Data extracted from a collection:
___

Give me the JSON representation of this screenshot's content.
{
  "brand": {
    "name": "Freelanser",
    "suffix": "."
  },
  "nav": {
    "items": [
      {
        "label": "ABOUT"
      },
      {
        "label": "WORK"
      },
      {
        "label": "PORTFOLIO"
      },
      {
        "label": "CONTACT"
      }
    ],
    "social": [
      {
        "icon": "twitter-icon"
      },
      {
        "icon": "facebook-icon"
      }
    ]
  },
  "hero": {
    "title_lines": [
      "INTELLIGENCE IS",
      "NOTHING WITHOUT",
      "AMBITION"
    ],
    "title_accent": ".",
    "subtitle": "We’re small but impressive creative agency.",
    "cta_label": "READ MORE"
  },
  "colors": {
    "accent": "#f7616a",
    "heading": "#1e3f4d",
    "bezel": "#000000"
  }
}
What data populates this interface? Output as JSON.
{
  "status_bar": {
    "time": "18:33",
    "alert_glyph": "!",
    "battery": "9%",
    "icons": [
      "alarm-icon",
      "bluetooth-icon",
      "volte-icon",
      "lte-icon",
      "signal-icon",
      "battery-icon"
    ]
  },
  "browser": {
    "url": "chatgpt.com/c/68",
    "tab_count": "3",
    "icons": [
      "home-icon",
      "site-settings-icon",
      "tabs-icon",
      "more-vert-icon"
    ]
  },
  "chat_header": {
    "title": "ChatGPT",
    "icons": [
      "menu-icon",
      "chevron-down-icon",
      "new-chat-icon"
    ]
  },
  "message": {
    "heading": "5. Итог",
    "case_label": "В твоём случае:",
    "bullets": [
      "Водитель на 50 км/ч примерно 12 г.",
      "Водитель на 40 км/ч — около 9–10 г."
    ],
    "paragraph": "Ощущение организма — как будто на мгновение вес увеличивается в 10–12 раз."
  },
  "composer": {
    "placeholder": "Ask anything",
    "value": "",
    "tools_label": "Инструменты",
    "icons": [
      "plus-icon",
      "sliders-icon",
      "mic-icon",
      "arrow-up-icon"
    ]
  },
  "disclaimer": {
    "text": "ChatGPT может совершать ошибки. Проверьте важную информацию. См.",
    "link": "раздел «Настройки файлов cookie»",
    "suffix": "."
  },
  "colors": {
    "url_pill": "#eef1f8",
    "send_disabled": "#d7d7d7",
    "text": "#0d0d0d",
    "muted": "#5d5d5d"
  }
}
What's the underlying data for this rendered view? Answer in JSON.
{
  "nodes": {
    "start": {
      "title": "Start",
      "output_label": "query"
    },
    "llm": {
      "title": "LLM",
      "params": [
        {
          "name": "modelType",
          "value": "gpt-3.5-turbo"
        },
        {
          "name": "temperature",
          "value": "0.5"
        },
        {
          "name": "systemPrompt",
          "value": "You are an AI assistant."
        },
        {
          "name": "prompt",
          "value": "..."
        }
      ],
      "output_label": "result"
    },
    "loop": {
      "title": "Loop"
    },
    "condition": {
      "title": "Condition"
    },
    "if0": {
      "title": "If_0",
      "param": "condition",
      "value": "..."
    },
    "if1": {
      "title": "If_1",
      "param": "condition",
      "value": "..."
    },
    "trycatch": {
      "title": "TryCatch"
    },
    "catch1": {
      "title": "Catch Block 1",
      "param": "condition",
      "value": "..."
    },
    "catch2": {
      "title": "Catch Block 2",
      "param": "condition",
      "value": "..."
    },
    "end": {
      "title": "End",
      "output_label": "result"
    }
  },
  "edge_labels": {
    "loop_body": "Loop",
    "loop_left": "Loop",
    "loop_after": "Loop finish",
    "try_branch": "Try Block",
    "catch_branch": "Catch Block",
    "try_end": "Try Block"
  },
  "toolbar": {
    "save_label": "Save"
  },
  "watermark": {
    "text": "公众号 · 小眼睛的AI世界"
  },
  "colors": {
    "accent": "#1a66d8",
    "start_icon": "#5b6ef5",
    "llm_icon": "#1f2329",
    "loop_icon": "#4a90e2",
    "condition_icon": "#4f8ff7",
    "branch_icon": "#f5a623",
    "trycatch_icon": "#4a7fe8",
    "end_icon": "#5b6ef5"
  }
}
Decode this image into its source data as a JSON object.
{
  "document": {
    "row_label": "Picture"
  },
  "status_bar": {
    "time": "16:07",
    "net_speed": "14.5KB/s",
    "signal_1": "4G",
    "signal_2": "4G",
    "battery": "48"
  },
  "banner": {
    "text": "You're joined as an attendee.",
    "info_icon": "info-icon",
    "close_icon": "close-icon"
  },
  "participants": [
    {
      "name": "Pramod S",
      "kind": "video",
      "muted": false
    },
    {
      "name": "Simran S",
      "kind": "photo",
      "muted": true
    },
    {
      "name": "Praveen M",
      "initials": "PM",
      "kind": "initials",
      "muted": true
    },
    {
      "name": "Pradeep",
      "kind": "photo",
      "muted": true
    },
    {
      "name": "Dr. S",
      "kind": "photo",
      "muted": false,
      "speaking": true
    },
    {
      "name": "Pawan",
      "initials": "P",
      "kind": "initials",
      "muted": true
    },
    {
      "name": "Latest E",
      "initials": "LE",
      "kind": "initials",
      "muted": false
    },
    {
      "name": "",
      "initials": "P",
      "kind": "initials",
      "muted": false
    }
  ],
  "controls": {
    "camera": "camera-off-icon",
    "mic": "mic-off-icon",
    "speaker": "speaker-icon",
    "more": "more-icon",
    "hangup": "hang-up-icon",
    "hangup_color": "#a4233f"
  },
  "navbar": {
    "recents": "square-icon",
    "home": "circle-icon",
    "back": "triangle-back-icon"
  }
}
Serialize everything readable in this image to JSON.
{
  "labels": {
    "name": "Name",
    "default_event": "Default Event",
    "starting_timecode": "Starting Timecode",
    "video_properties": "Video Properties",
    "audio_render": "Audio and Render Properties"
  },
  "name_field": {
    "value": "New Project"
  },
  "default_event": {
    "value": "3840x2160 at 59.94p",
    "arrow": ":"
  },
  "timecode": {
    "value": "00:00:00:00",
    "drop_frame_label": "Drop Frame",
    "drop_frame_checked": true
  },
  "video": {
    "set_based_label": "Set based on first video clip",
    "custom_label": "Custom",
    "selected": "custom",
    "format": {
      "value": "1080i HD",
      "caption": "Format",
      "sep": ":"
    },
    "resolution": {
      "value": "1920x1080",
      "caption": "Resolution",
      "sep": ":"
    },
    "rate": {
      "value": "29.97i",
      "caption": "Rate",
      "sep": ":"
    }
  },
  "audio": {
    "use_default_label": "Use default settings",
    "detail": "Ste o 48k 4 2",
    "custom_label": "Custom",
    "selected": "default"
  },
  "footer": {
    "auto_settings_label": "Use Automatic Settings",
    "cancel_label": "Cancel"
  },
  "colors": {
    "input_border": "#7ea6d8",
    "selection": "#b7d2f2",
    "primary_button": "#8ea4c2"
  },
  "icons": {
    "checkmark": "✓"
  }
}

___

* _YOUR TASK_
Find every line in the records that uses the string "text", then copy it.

* _SOLUTION TO THIS EXERCISE_
    "text": "ChatGPT может совершать ошибки. Проверьте важную информацию. См.",
    "text": "#0d0d0d",
    "text": "公众号 · 小眼睛的AI世界"
    "text": "You're joined as an attendee.",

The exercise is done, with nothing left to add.